Friday, February 16, 2018

The Case of the Overly Truthful Girlfriend

Many psycho professionals have gotten in the habit of prescribing open and honest and shameless communication. Do not worry who you hurt. If a thought crosses your mini-mind, throw it out there and let other people pick up the pieces. You have done the right thing. If they don’t like it they can put it you know where.

So, a young women writes to Carolyn Hax asking about how she should deal with a sticky situation. She and her lesbian girlfriend have been invited to her brother’s wedding. She does not want to bring her girlfriend along. She has not even told her that she too was invited. The girlfriend thinks that she was not invited because they are gay. In truth, it’s because girlfriend blurts out whatever she is thinking, regardless.

The letter writer explains:

Thing is, I adore almost everything about her! She’s kind, beautiful, passionate, clever ... and committed to telling the truth no matter who it upsets. If your hair is unflattering, shell tell you. If your husband is screwing around, shell tell you. If your father died badly rather than the kind fiction your family have been telling you since you were a child, she’ll let the horrible cat out of the bag — at her cousin’s wedding!

I want my family to get to know her good side better before putting her in a situation where she’s going to risk alienating people by calling Aunt Mary fat — and I might have been less than discreet about some family issues before I realized she was not a vault.
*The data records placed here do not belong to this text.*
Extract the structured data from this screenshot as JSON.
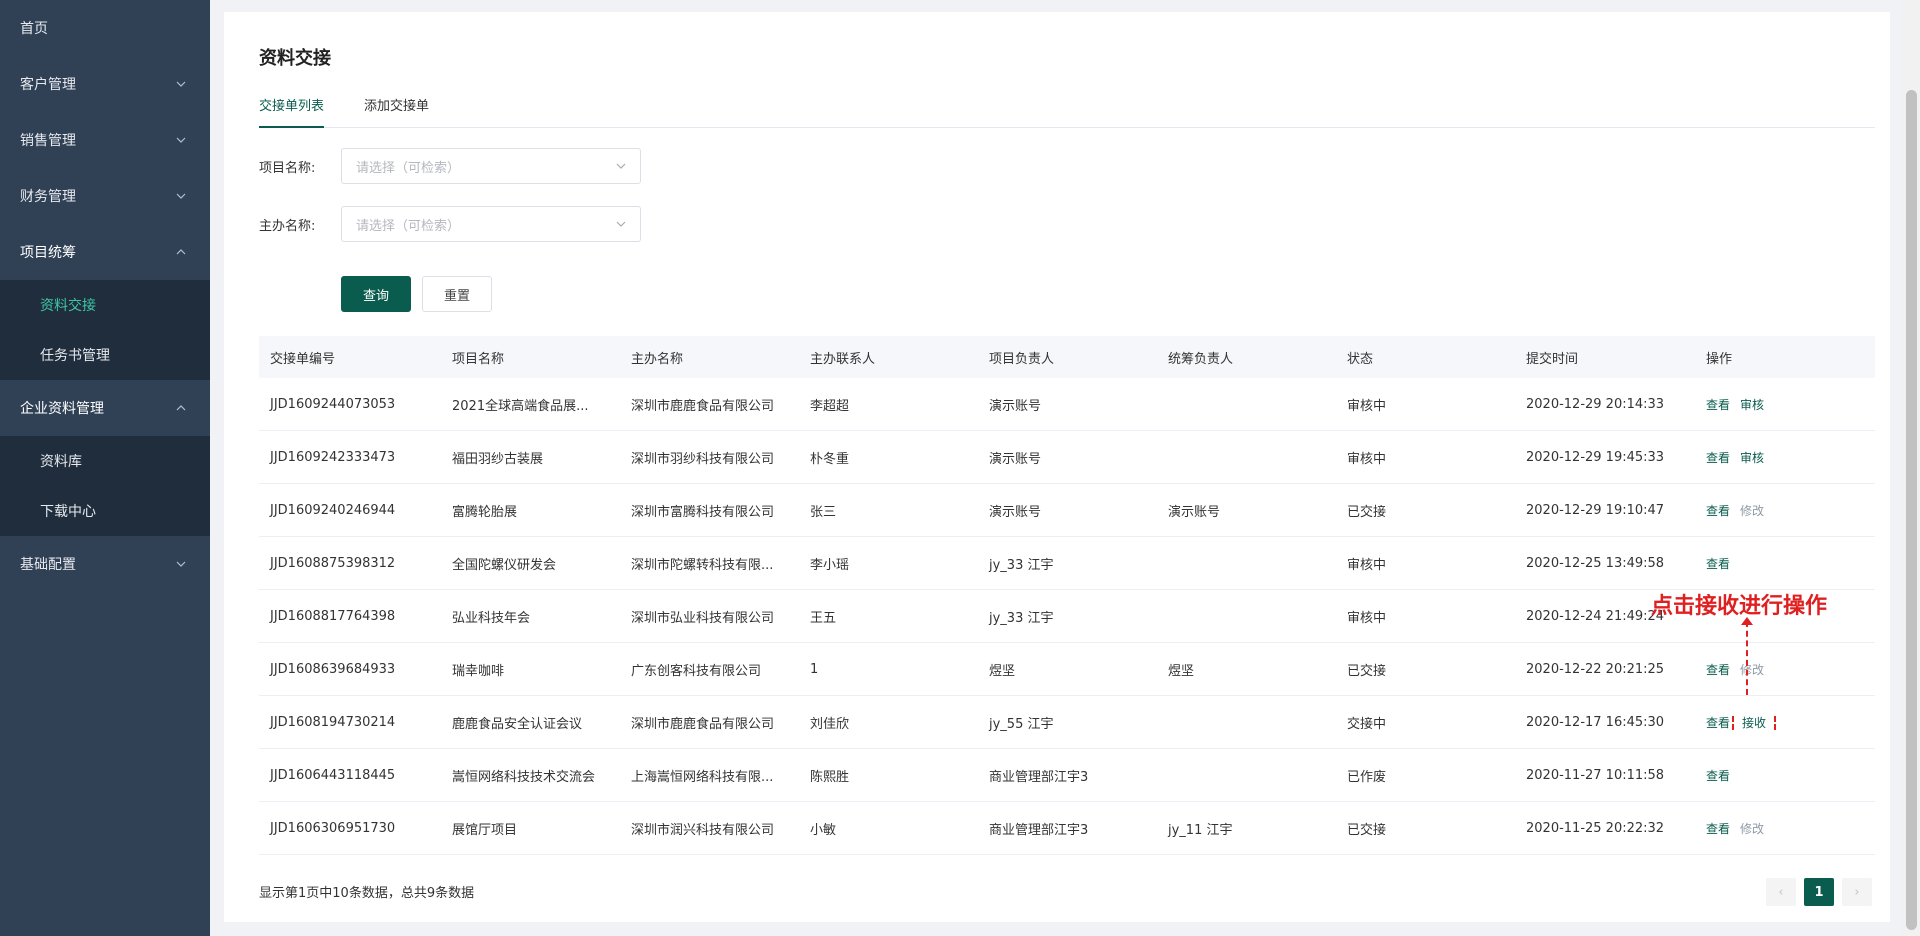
{
  "sidebar": {
    "items": [
      {
        "label": "首页",
        "has_chevron": false
      },
      {
        "label": "客户管理",
        "has_chevron": true
      },
      {
        "label": "销售管理",
        "has_chevron": true
      },
      {
        "label": "财务管理",
        "has_chevron": true
      },
      {
        "label": "项目统筹",
        "has_chevron": true,
        "expanded": true,
        "children": [
          "资料交接",
          "任务书管理"
        ]
      },
      {
        "label": "企业资料管理",
        "has_chevron": true,
        "expanded": true,
        "children": [
          "资料库",
          "下载中心"
        ]
      },
      {
        "label": "基础配置",
        "has_chevron": true
      }
    ],
    "active_child": "资料交接"
  },
  "page": {
    "title": "资料交接",
    "tabs": [
      "交接单列表",
      "添加交接单"
    ],
    "active_tab": "交接单列表"
  },
  "filters": {
    "project_label": "项目名称:",
    "project_placeholder": "请选择（可检索）",
    "host_label": "主办名称:",
    "host_placeholder": "请选择（可检索）",
    "search_button": "查询",
    "reset_button": "重置"
  },
  "table": {
    "columns": [
      "交接单编号",
      "项目名称",
      "主办名称",
      "主办联系人",
      "项目负责人",
      "统筹负责人",
      "状态",
      "提交时间",
      "操作"
    ],
    "rows": [
      {
        "id": "JJD1609244073053",
        "project": "2021全球高端食品展...",
        "host": "深圳市鹿鹿食品有限公司",
        "contact": "李超超",
        "pm": "演示账号",
        "coordinator": "",
        "status": "审核中",
        "time": "2020-12-29 20:14:33",
        "ops": [
          "查看",
          "审核"
        ]
      },
      {
        "id": "JJD1609242333473",
        "project": "福田羽纱古装展",
        "host": "深圳市羽纱科技有限公司",
        "contact": "朴冬重",
        "pm": "演示账号",
        "coordinator": "",
        "status": "审核中",
        "time": "2020-12-29 19:45:33",
        "ops": [
          "查看",
          "审核"
        ]
      },
      {
        "id": "JJD1609240246944",
        "project": "富腾轮胎展",
        "host": "深圳市富腾科技有限公司",
        "contact": "张三",
        "pm": "演示账号",
        "coordinator": "演示账号",
        "status": "已交接",
        "time": "2020-12-29 19:10:47",
        "ops": [
          "查看",
          "修改"
        ]
      },
      {
        "id": "JJD1608875398312",
        "project": "全国陀螺仪研发会",
        "host": "深圳市陀螺转科技有限...",
        "contact": "李小瑶",
        "pm": "jy_33 江宇",
        "coordinator": "",
        "status": "审核中",
        "time": "2020-12-25 13:49:58",
        "ops": [
          "查看"
        ]
      },
      {
        "id": "JJD1608817764398",
        "project": "弘业科技年会",
        "host": "深圳市弘业科技有限公司",
        "contact": "王五",
        "pm": "jy_33 江宇",
        "coordinator": "",
        "status": "审核中",
        "time": "2020-12-24 21:49:24",
        "ops": []
      },
      {
        "id": "JJD1608639684933",
        "project": "瑞幸咖啡",
        "host": "广东创客科技有限公司",
        "contact": "1",
        "pm": "煜坚",
        "coordinator": "煜坚",
        "status": "已交接",
        "time": "2020-12-22 20:21:25",
        "ops": [
          "查看",
          "修改"
        ]
      },
      {
        "id": "JJD1608194730214",
        "project": "鹿鹿食品安全认证会议",
        "host": "深圳市鹿鹿食品有限公司",
        "contact": "刘佳欣",
        "pm": "jy_55 江宇",
        "coordinator": "",
        "status": "交接中",
        "time": "2020-12-17 16:45:30",
        "ops": [
          "查看",
          "接收"
        ]
      },
      {
        "id": "JJD1606443118445",
        "project": "嵩恒网络科技技术交流会",
        "host": "上海嵩恒网络科技有限...",
        "contact": "陈熙胜",
        "pm": "商业管理部江宇3",
        "coordinator": "",
        "status": "已作废",
        "time": "2020-11-27 10:11:58",
        "ops": [
          "查看"
        ]
      },
      {
        "id": "JJD1606306951730",
        "project": "展馆厅项目",
        "host": "深圳市润兴科技有限公司",
        "contact": "小敏",
        "pm": "商业管理部江宇3",
        "coordinator": "jy_11 江宇",
        "status": "已交接",
        "time": "2020-11-25 20:22:32",
        "ops": [
          "查看",
          "修改"
        ]
      }
    ]
  },
  "footer": {
    "summary": "显示第1页中10条数据，总共9条数据",
    "prev": "‹",
    "current_page": "1",
    "next": "›"
  },
  "annotation": {
    "text": "点击接收进行操作"
  },
  "colors": {
    "sidebar_bg": "#304156",
    "submenu_bg": "#1f2d3d",
    "accent": "#0a5c4f",
    "active_submenu": "#3fc7a3",
    "annotation": "#e02020"
  }
}
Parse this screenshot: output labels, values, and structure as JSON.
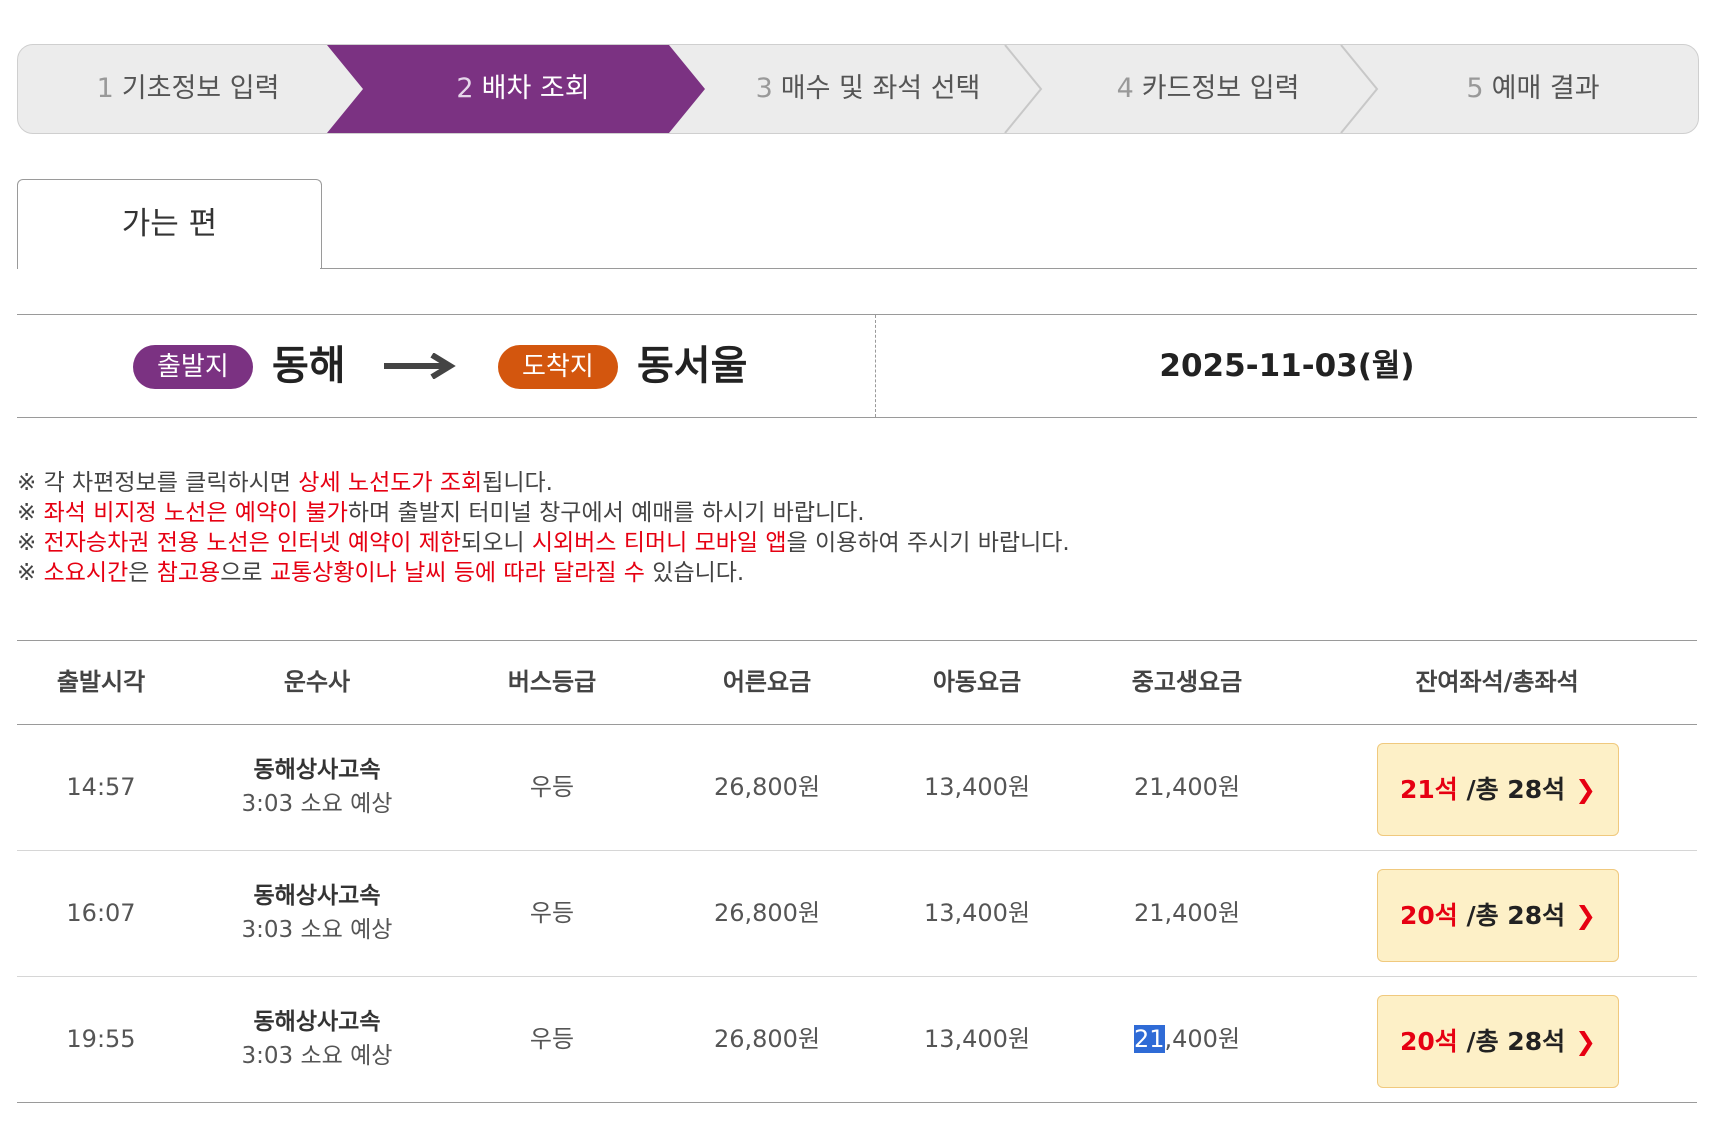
{
  "steps": [
    {
      "num": "1",
      "label": "기초정보 입력",
      "active": false
    },
    {
      "num": "2",
      "label": "배차 조회",
      "active": true
    },
    {
      "num": "3",
      "label": "매수 및 좌석 선택",
      "active": false
    },
    {
      "num": "4",
      "label": "카드정보 입력",
      "active": false
    },
    {
      "num": "5",
      "label": "예매 결과",
      "active": false
    }
  ],
  "tab": {
    "label": "가는 편"
  },
  "route": {
    "departure_badge": "출발지",
    "departure_city": "동해",
    "arrival_badge": "도착지",
    "arrival_city": "동서울",
    "date": "2025-11-03(월)"
  },
  "notices": [
    {
      "parts": [
        {
          "text": "※ 각 차편정보를 클릭하시면 ",
          "red": false
        },
        {
          "text": "상세 노선도가 조회",
          "red": true
        },
        {
          "text": "됩니다.",
          "red": false
        }
      ]
    },
    {
      "parts": [
        {
          "text": "※ ",
          "red": false
        },
        {
          "text": "좌석 비지정 노선은 예약이 불가",
          "red": true
        },
        {
          "text": "하며 출발지 터미널 창구에서 예매를 하시기 바랍니다.",
          "red": false
        }
      ]
    },
    {
      "parts": [
        {
          "text": "※ ",
          "red": false
        },
        {
          "text": "전자승차권 전용 노선은 인터넷 예약이 제한",
          "red": true
        },
        {
          "text": "되오니 ",
          "red": false
        },
        {
          "text": "시외버스 티머니 모바일 앱",
          "red": true
        },
        {
          "text": "을 이용하여 주시기 바랍니다.",
          "red": false
        }
      ]
    },
    {
      "parts": [
        {
          "text": "※ ",
          "red": false
        },
        {
          "text": "소요시간",
          "red": true
        },
        {
          "text": "은 ",
          "red": false
        },
        {
          "text": "참고용",
          "red": true
        },
        {
          "text": "으로 ",
          "red": false
        },
        {
          "text": "교통상황이나 날씨 등에 따라 달라질 수",
          "red": true
        },
        {
          "text": " 있습니다.",
          "red": false
        }
      ]
    }
  ],
  "table": {
    "headers": [
      "출발시각",
      "운수사",
      "버스등급",
      "어른요금",
      "아동요금",
      "중고생요금",
      "잔여좌석/총좌석"
    ],
    "rows": [
      {
        "time": "14:57",
        "company": "동해상사고속",
        "duration": "3:03 소요 예상",
        "grade": "우등",
        "adult": "26,800원",
        "child": "13,400원",
        "student": "21,400원",
        "remaining": "21석",
        "total": "/총 28석"
      },
      {
        "time": "16:07",
        "company": "동해상사고속",
        "duration": "3:03 소요 예상",
        "grade": "우등",
        "adult": "26,800원",
        "child": "13,400원",
        "student": "21,400원",
        "remaining": "20석",
        "total": "/총 28석"
      },
      {
        "time": "19:55",
        "company": "동해상사고속",
        "duration": "3:03 소요 예상",
        "grade": "우등",
        "adult": "26,800원",
        "child": "13,400원",
        "student_selected": "21",
        "student_rest": ",400원",
        "remaining": "20석",
        "total": "/총 28석"
      }
    ]
  },
  "colors": {
    "active_step": "#7b3282",
    "departure_badge": "#7b3282",
    "arrival_badge": "#d3560e",
    "highlight_red": "#e60012",
    "seat_button_bg": "#fdf0c7",
    "text_selection": "#2f6bd6"
  },
  "icons": {
    "route_arrow": "long-right-arrow-icon",
    "seat_chevron": "chevron-right-icon"
  }
}
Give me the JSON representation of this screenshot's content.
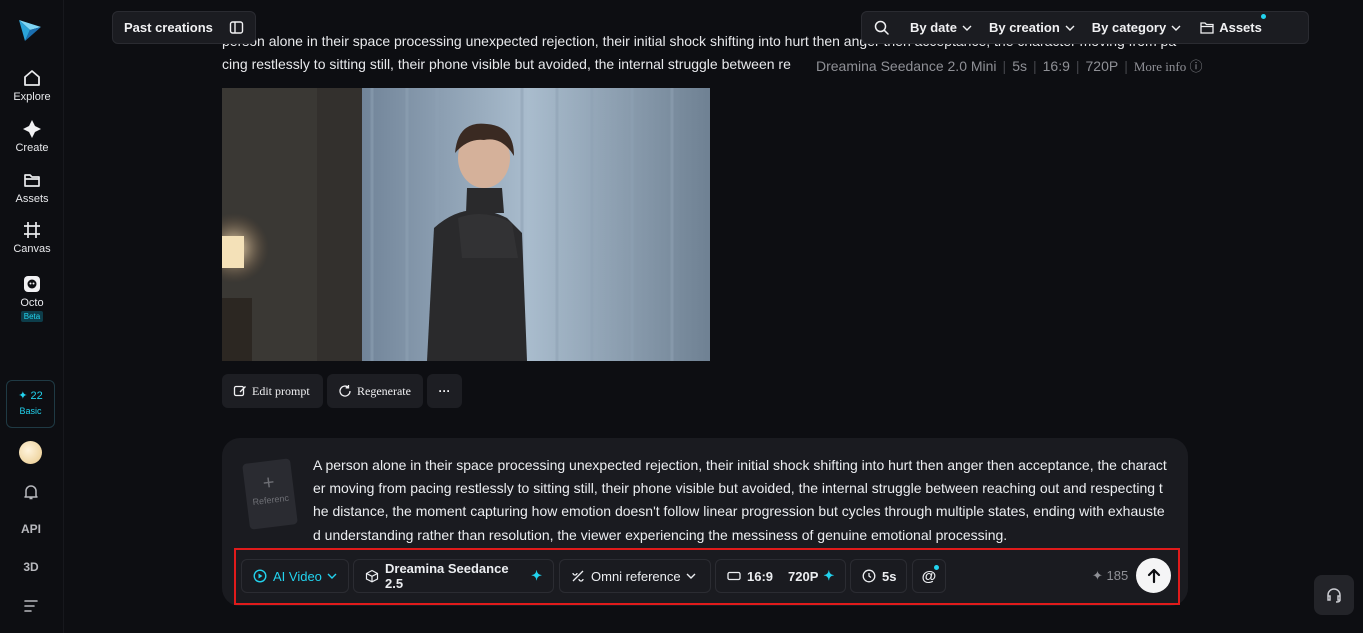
{
  "sidebar": {
    "items": [
      {
        "label": "Explore",
        "icon": "home-icon"
      },
      {
        "label": "Create",
        "icon": "sparkle-icon"
      },
      {
        "label": "Assets",
        "icon": "folder-icon"
      },
      {
        "label": "Canvas",
        "icon": "canvas-icon"
      },
      {
        "label": "Octo",
        "icon": "octo-icon",
        "badge": "Beta"
      }
    ],
    "credits": {
      "count": "22",
      "plan": "Basic"
    },
    "api_label": "API",
    "threed_label": "3D"
  },
  "header": {
    "past_creations": "Past creations",
    "filters": [
      "By date",
      "By creation",
      "By category"
    ],
    "assets_label": "Assets"
  },
  "generation": {
    "prompt_line1": " person alone in their space processing unexpected rejection, their initial shock shifting into hurt then anger then acceptance, the character moving from pa",
    "prompt_line2": "cing restlessly to sitting still, their phone visible but avoided, the internal struggle between re",
    "model": "Dreamina Seedance 2.0 Mini",
    "duration": "5s",
    "ratio": "16:9",
    "resolution": "720P",
    "more_info": "More info",
    "actions": {
      "edit": "Edit prompt",
      "regenerate": "Regenerate",
      "more": "···"
    }
  },
  "composer": {
    "reference_label": "Referenc",
    "prompt_text": "A person alone in their space processing unexpected rejection, their initial shock shifting into hurt then anger then acceptance, the character moving from pacing restlessly to sitting still, their phone visible but avoided, the internal struggle between reaching out and respecting the distance, the moment capturing how emotion doesn't follow linear progression but cycles through multiple states, ending with exhausted understanding rather than resolution, the viewer experiencing the messiness of genuine emotional processing.",
    "mode": "AI Video",
    "model": "Dreamina Seedance 2.5",
    "reference_mode": "Omni reference",
    "ratio": "16:9",
    "resolution": "720P",
    "duration": "5s",
    "mention": "@",
    "cost": "185"
  },
  "colors": {
    "accent": "#22d3ee",
    "highlight_border": "#e01b1b",
    "background": "#0d0e12"
  }
}
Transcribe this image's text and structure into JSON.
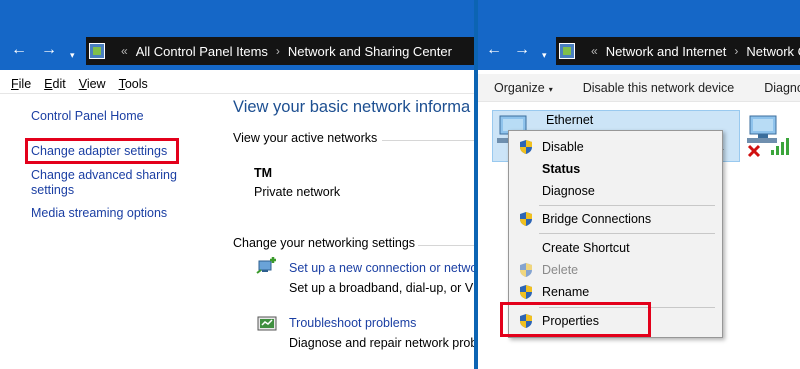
{
  "left_window": {
    "nav": {
      "back": "←",
      "forward": "→",
      "dropdown": "▾"
    },
    "breadcrumb": [
      "All Control Panel Items",
      "Network and Sharing Center"
    ],
    "breadcrumb_prefix": "«",
    "breadcrumb_sep": "›",
    "menu": [
      "File",
      "Edit",
      "View",
      "Tools"
    ],
    "sidebar": {
      "home": "Control Panel Home",
      "change_adapter": "Change adapter settings",
      "change_sharing_1": "Change advanced sharing",
      "change_sharing_2": "settings",
      "media_streaming": "Media streaming options"
    },
    "main": {
      "title": "View your basic network informa",
      "active_networks_label": "View your active networks",
      "network_name": "TM",
      "network_type": "Private network",
      "change_settings_label": "Change your networking settings",
      "task1_link": "Set up a new connection or netwo",
      "task1_desc": "Set up a broadband, dial-up, or VP",
      "task2_link": "Troubleshoot problems",
      "task2_desc": "Diagnose and repair network prob"
    }
  },
  "right_window": {
    "nav": {
      "back": "←",
      "forward": "→",
      "dropdown": "▾"
    },
    "breadcrumb": [
      "Network and Internet",
      "Network Conn"
    ],
    "breadcrumb_prefix": "«",
    "breadcrumb_sep": "›",
    "toolbar": {
      "organize": "Organize",
      "organize_arrow": "▾",
      "disable": "Disable this network device",
      "diagnose": "Diagnos"
    },
    "adapter": {
      "name": "Ethernet",
      "sub_fragment": "er"
    }
  },
  "context_menu": {
    "disable": "Disable",
    "status": "Status",
    "diagnose": "Diagnose",
    "bridge": "Bridge Connections",
    "shortcut": "Create Shortcut",
    "delete": "Delete",
    "rename": "Rename",
    "properties": "Properties"
  },
  "colors": {
    "titlebar": "#1567c7",
    "address_bar": "#141414",
    "link": "#1b3fa3",
    "highlight": "#e3001b",
    "tile_selected": "#cce4f7"
  },
  "icons": [
    "back-arrow-icon",
    "forward-arrow-icon",
    "control-panel-icon",
    "network-adapter-icon",
    "shield-icon",
    "new-connection-icon",
    "troubleshoot-icon",
    "signal-bars-icon",
    "red-x-icon"
  ]
}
Thing is, it’s so hard to talk to her about it, because she can’t budge from “truth is always best.” So do I take her and risk everyone hating her, keep lying and risk her hating my family, or find some marvelous third option?

Hax responds that the letter writer should be open and honest with her girlfriend. She says:

She insists on bluntness, so give it to her. “I don’t want to bring you because you don’t have a filter. I’m mostly fine with that, but not at a wedding when my family is meeting you for the first time.”

Let her see what “committed to telling the truth no matter who it upsets” feels like on the receiving end.

Evidently, and obviously, this woman has gotten herself involved with the wrong woman. One suspects that she has told her girlfriend too much and fears what the girlfriend might repeat if ever they should dissolve their sometime union. Who gets involved with someone who cannot keep a secret, who takes pride in indiscretion. The letter writer is an extremely poor judge of character. And she has confided in someone who has no filter... an error of judgment. For having been openly truthful, she has gotten herself in what seems to be an insoluble bind.

The problem can be solved. It’s difficult, but not impossible. She should go to the wedding by herself and throw the girlfriend who has no filter out of her life. That is the third option. 


Jack Fisher said...

a fourth option is that she shouldn't have a lebanese girlfriend.

Sam L. said...

She should be as open and honest as her girlfriend to her girlfriend/lover...or get her larynx anesthetized before the wedding.

Shaun F said...

I read this about her credentials "Carolyn Hax started her advice column in 1997, after five years as a copy editor and news editor in Style and none as a therapist. The column includes cartoons by "relationship cartoonist" Nick Galifianakis -- Carolyn's ex-husband"

From the way I read it - she has no formal training in therapy and her "ex-husband" does the cartoons?

Oh my.....oh my...not that I'd interpret these signs as red flags.

Sam L. said...

Is YOUR girl friend suffering from "Uncontrolled Tongue Disease"? Bummer for you.

Sam L. said...

Mayhap "Syndrome" would be more appropriate than "Disease".